=== EXERCISE INSTRUCTIONS ===
Could you print all of the data below again, exactly?

=== Dataset rows for apps and sites ===
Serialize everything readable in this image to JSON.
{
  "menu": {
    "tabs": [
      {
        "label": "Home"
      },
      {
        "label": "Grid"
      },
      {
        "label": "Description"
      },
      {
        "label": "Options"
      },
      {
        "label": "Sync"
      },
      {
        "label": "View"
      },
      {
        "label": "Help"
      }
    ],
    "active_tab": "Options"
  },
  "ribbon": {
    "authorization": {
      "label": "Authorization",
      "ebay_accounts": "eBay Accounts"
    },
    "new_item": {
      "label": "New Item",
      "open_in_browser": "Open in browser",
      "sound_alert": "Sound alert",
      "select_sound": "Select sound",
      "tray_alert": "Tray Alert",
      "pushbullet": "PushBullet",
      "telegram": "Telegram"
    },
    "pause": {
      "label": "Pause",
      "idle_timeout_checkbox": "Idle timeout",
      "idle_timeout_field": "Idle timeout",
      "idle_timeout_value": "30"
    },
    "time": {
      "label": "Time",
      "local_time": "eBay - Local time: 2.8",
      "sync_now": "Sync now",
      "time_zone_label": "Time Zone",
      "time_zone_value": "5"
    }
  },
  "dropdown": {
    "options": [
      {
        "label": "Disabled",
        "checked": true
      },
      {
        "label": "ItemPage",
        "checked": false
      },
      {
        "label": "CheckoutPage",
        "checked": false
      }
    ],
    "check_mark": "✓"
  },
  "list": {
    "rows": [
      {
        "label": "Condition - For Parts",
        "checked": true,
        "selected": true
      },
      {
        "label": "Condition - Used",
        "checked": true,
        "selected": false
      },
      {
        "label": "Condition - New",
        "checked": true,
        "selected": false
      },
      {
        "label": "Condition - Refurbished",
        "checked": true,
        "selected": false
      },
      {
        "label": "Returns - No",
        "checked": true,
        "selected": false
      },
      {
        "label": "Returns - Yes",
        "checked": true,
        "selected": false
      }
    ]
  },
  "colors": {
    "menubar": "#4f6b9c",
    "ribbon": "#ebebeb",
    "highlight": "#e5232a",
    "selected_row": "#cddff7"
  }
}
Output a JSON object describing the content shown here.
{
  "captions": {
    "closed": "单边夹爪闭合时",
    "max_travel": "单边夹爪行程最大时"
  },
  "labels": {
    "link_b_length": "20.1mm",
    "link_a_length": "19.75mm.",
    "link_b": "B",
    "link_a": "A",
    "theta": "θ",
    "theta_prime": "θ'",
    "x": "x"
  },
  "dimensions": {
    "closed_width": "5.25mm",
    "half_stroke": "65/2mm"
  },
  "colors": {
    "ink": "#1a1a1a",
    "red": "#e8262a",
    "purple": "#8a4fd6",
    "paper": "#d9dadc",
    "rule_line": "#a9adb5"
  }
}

=== RESPONSE TO THIS TASK ===
Serialize everything readable in this image to JSON.
{
  "menu": {
    "tabs": [
      {
        "label": "Home"
      },
      {
        "label": "Grid"
      },
      {
        "label": "Description"
      },
      {
        "label": "Options"
      },
      {
        "label": "Sync"
      },
      {
        "label": "View"
      },
      {
        "label": "Help"
      }
    ],
    "active_tab": "Options"
  },
  "ribbon": {
    "authorization": {
      "label": "Authorization",
      "ebay_accounts": "eBay Accounts"
    },
    "new_item": {
      "label": "New Item",
      "open_in_browser": "Open in browser",
      "sound_alert": "Sound alert",
      "select_sound": "Select sound",
      "tray_alert": "Tray Alert",
      "pushbullet": "PushBullet",
      "telegram": "Telegram"
    },
    "pause": {
      "label": "Pause",
      "idle_timeout_checkbox": "Idle timeout",
      "idle_timeout_field": "Idle timeout",
      "idle_timeout_value": "30"
    },
    "time": {
      "label": "Time",
      "local_time": "eBay - Local time: 2.8",
      "sync_now": "Sync now",
      "time_zone_label": "Time Zone",
      "time_zone_value": "5"
    }
  },
  "dropdown": {
    "options": [
      {
        "label": "Disabled",
        "checked": true
      },
      {
        "label": "ItemPage",
        "checked": false
      },
      {
        "label": "CheckoutPage",
        "checked": false
      }
    ],
    "check_mark": "✓"
  },
  "list": {
    "rows": [
      {
        "label": "Condition - For Parts",
        "checked": true,
        "selected": true
      },
      {
        "label": "Condition - Used",
        "checked": true,
        "selected": false
      },
      {
        "label": "Condition - New",
        "checked": true,
        "selected": false
      },
      {
        "label": "Condition - Refurbished",
        "checked": true,
        "selected": false
      },
      {
        "label": "Returns - No",
        "checked": true,
        "selected": false
      },
      {
        "label": "Returns - Yes",
        "checked": true,
        "selected": false
      }
    ]
  },
  "colors": {
    "menubar": "#4f6b9c",
    "ribbon": "#ebebeb",
    "highlight": "#e5232a",
    "selected_row": "#cddff7"
  }
}
Output a JSON object describing the content shown here.
{
  "captions": {
    "closed": "单边夹爪闭合时",
    "max_travel": "单边夹爪行程最大时"
  },
  "labels": {
    "link_b_length": "20.1mm",
    "link_a_length": "19.75mm.",
    "link_b": "B",
    "link_a": "A",
    "theta": "θ",
    "theta_prime": "θ'",
    "x": "x"
  },
  "dimensions": {
    "closed_width": "5.25mm",
    "half_stroke": "65/2mm"
  },
  "colors": {
    "ink": "#1a1a1a",
    "red": "#e8262a",
    "purple": "#8a4fd6",
    "paper": "#d9dadc",
    "rule_line": "#a9adb5"
  }
}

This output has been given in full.